Last month, I presented to the National Association of State Treasurers. The room had all 50 State Treasurers, lots of Deputy and Asst Treasurers, and staff. I was realistic about how credit crises unwind over long periods of time.
The prior panel had the major ratings agency reps, and they had discussed Pension Return Assumptions. Given their utter incompetency, it was no surprise the Ratings firms were okay with expected blended returns of 8%.
An audience member asked a question to me about this, and I laughed. I told the Treasurers that the consultants who tell them they should have expected 8% blended returns for the past 5-10 years were dead wrong, and the ones who told them they could expect 8% blended returns for the next 5-10 years were probably high. My joke was to get to 8% required bad math — blended expected returns of 8% requires taking 5% gains in equities and adding 3% gains in bonds (5+3=8). How often do you get to make a wonky accounting joke to a room full of treasurers?
But, as it turns out, its even worse on the Corporate side: S&P 500 companies pension funds. They currently assume future equity returns of above 10%, according to their own financial statements. As I made clear to the State Treasures, that is an absurd expectation.
Andrew Lapthorne of Société Générale’s Global Quantitative Research group points out how absurd this is:
“No-one believes these ridiculous – earnings flattering – pension fund return assumptions, not even US CFOs themselves.
A couple of months ago we highlighted how the implied yield on a traditional balanced portfolio comprising a mix of bonds, equity and cash had fallen to below 3% less than half of what it was 20 years ago. We suggested (and still do) that with such low yields, generations of investors are facing a potential future income crisis going forward.

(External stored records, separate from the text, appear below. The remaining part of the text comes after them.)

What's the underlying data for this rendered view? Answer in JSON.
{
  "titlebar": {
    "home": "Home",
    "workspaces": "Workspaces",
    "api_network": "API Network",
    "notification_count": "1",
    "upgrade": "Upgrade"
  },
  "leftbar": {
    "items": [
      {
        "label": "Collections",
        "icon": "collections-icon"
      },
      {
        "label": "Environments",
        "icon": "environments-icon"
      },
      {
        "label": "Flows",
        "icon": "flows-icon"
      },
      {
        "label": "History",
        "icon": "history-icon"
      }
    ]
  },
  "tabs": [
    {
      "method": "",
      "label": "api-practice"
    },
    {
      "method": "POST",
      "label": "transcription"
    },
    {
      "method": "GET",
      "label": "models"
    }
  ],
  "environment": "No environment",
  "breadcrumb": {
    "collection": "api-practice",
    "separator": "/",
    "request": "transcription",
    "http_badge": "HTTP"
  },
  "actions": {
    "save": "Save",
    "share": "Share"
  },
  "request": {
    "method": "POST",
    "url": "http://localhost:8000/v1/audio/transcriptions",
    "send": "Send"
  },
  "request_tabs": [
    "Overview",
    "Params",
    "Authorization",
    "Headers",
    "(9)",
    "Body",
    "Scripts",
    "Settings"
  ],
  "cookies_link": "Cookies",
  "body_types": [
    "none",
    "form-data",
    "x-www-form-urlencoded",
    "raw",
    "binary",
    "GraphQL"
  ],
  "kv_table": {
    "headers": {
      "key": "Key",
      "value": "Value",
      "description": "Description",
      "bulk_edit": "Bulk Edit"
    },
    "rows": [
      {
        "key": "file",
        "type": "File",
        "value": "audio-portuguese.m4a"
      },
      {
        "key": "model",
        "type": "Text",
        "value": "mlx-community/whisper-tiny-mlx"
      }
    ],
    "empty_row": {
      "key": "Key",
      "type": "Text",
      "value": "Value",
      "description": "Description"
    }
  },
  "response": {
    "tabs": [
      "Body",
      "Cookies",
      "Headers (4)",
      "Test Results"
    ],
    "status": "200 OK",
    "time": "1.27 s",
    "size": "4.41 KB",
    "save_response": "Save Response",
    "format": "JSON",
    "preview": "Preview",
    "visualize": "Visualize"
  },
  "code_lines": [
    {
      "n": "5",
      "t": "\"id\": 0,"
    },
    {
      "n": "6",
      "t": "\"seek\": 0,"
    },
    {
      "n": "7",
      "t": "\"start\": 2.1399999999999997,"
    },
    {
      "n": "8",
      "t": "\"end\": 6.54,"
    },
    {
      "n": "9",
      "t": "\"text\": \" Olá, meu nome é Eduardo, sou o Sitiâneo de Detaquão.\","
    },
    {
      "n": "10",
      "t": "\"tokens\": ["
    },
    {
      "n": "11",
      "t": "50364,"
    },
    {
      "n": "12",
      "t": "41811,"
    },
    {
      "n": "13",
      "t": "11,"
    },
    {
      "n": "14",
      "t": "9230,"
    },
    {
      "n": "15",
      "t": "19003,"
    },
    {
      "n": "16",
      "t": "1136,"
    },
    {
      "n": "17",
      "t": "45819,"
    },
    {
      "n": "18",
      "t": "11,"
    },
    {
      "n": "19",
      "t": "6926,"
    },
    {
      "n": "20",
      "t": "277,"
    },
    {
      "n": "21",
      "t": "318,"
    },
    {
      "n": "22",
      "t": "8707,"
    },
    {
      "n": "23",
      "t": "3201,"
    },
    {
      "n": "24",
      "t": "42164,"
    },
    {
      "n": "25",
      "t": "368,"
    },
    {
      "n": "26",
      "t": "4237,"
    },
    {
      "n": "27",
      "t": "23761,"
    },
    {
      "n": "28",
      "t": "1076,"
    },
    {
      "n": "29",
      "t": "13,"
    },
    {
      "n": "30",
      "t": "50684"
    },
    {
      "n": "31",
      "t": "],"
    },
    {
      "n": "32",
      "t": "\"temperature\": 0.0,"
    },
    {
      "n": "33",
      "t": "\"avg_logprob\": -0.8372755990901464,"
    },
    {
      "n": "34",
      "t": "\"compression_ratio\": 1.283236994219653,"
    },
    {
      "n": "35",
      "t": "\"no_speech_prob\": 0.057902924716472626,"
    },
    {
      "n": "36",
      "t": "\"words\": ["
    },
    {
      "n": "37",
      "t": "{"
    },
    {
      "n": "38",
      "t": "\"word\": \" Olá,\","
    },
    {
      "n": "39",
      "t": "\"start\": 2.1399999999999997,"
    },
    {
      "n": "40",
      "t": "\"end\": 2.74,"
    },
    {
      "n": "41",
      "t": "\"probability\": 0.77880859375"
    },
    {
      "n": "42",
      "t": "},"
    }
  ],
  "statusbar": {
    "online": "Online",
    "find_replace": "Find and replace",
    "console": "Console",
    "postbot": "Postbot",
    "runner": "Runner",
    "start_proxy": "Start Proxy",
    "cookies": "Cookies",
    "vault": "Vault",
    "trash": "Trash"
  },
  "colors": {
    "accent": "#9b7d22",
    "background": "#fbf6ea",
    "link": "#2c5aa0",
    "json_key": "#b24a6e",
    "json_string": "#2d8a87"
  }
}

Low yields (and as a consequence low returns and annuity rates) is not a new problem. Although particularly compressed now, yields have been depressed for the past decade. However, the consequences being felt today are becoming more acute. Pension entitlements are falling, some companies (AMR, for example) are entering Chapter 11 to help avoid paying them, and endowment mortgages, plus a whole raft of other investment products, are coming up short.
The reality of low yields is the need to save more and spend less. But rather than accept the notion of lower returns and adjust behaviour accordingly, the path of least resistance appears to be total denial…”
We have ultra low yields after 3 years of ZIRP and a market that is precisely where it was 11 years ago. Valuation using forward earnings estimates are at best reasonable, and using trailing 10 year and/or CAPE are subject to potential reversals off of an earnings peak. US equity returns may quote possibly be in the single digits over the coming decade.
Is this the circumstances that lead to 10% plus blended returns for the next decade?
Click to enlarge:
Source: Quant Quickie, 5 January 2012
Societe Generale – Global Quantitative Research